++++ Information supplied

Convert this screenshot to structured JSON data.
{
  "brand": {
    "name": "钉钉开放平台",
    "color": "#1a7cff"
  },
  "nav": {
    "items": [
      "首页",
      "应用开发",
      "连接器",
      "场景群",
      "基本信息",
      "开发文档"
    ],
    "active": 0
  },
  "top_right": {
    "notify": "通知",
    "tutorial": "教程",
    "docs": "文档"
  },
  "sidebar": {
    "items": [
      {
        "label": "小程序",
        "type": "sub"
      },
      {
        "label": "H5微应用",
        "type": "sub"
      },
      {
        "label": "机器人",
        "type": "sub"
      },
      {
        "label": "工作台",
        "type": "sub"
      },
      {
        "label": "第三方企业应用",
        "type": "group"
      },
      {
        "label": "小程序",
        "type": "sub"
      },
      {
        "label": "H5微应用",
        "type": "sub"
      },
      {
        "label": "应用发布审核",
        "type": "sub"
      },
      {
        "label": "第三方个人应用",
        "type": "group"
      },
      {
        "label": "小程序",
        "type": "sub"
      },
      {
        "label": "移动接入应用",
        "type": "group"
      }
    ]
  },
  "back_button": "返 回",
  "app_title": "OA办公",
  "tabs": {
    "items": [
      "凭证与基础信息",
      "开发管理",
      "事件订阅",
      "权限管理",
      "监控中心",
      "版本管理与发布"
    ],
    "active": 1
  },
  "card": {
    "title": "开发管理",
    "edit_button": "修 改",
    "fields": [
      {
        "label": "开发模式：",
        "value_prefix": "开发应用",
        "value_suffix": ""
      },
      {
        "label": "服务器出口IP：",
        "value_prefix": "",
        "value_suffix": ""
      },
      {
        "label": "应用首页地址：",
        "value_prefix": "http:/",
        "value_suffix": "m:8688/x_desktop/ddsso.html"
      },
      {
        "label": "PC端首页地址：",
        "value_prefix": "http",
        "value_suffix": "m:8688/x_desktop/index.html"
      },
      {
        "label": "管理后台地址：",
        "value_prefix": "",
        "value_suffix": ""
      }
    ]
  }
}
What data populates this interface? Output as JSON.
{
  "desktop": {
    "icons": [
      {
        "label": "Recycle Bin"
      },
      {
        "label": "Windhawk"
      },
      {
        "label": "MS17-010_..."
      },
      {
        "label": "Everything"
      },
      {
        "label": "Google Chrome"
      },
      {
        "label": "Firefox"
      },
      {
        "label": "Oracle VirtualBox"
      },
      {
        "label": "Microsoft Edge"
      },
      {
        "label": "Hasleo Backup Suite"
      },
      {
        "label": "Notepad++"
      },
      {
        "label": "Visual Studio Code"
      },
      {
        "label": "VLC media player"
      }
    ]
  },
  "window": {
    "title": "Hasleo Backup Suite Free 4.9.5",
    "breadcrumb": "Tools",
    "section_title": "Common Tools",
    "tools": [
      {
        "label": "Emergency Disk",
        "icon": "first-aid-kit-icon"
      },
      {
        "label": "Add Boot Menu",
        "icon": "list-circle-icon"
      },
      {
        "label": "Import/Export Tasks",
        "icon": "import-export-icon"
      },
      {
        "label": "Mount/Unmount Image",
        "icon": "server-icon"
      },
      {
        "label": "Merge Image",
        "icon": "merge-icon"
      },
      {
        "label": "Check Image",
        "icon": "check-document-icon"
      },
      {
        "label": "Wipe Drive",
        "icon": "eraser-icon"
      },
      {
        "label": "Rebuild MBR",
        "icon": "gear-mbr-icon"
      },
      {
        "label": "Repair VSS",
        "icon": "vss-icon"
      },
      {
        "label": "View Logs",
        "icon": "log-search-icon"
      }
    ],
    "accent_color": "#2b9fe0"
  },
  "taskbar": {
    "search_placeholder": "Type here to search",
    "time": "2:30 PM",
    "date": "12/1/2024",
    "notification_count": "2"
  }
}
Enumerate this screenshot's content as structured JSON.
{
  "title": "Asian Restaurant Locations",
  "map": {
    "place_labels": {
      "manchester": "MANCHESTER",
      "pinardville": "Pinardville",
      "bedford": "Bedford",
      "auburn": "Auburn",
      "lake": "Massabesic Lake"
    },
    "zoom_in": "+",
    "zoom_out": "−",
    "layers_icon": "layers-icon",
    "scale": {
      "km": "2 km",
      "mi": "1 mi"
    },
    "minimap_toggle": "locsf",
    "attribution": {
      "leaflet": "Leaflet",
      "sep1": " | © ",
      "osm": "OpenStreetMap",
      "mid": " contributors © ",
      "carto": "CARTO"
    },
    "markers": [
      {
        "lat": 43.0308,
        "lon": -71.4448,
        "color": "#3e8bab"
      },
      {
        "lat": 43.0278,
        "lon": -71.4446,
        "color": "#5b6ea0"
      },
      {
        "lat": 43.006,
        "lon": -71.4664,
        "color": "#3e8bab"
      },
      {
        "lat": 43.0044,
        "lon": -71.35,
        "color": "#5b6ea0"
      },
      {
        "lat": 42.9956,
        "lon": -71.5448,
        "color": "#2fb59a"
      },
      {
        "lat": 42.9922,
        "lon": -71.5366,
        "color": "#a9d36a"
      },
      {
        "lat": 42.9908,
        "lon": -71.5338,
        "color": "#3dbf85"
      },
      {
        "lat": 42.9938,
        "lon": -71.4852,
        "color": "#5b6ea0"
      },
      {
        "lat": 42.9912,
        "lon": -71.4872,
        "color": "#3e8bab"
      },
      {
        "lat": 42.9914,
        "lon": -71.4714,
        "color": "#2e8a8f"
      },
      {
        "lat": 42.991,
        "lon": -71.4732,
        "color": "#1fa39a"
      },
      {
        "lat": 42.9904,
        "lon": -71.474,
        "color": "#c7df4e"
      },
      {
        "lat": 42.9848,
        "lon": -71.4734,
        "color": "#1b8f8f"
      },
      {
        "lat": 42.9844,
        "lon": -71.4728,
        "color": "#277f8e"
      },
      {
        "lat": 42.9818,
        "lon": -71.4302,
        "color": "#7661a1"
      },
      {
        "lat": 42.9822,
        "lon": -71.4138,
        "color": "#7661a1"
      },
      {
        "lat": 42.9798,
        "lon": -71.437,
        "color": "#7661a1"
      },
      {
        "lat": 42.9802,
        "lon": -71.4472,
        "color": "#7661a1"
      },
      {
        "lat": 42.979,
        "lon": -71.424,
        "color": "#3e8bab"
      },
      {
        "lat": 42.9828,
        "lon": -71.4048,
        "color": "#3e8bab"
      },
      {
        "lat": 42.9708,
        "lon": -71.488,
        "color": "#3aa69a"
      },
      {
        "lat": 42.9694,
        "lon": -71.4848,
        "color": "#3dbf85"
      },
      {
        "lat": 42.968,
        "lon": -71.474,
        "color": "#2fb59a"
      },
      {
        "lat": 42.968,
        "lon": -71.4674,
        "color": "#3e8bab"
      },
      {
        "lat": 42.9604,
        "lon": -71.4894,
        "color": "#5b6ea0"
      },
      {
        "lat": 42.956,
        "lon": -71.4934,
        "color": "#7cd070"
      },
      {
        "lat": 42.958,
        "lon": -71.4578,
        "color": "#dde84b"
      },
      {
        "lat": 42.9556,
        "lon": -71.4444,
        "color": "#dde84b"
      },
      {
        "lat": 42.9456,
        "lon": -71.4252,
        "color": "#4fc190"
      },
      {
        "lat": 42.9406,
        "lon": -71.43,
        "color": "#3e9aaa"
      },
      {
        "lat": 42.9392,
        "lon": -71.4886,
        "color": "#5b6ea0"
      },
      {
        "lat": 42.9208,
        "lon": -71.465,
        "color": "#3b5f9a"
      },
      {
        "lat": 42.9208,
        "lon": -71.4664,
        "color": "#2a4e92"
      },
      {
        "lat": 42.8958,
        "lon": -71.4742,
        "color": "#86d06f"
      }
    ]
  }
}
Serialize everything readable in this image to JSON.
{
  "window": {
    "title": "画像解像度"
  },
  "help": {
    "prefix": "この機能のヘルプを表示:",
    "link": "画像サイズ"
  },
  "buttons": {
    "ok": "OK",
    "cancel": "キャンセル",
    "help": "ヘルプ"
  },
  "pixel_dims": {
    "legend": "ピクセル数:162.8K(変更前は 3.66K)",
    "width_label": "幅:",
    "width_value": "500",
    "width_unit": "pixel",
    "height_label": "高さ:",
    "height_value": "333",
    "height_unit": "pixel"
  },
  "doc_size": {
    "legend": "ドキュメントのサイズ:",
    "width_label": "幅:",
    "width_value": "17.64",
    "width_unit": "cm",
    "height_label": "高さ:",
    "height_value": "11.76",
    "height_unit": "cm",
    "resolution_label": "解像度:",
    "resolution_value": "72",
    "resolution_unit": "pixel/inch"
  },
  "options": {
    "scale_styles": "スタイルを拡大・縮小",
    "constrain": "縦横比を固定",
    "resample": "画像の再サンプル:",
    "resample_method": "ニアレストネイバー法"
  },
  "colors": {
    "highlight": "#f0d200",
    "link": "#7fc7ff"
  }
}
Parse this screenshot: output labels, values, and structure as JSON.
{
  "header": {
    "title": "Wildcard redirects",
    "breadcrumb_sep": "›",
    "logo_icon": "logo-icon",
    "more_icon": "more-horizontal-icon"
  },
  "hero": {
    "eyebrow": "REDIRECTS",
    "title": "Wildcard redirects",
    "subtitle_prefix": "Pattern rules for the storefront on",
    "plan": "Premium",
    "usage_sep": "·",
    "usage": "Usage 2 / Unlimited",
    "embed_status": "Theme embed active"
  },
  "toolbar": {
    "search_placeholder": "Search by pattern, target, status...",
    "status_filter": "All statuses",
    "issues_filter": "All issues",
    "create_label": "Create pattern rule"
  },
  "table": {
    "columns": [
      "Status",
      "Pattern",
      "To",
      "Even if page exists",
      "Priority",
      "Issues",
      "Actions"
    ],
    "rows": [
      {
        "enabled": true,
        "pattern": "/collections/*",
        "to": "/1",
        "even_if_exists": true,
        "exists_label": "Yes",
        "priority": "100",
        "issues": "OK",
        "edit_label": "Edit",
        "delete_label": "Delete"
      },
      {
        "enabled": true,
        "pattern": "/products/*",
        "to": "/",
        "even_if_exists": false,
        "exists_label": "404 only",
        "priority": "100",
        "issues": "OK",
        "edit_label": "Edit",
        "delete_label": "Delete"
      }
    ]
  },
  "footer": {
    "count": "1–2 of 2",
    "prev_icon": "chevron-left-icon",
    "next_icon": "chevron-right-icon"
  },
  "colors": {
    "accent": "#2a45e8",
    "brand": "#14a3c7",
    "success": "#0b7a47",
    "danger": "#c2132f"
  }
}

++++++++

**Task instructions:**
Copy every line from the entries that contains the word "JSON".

**Response to this task:**
Convert this screenshot to structured JSON data.
What data populates this interface? Output as JSON.
Enumerate this screenshot's content as structured JSON.
Serialize everything readable in this image to JSON.
Parse this screenshot: output labels, values, and structure as JSON.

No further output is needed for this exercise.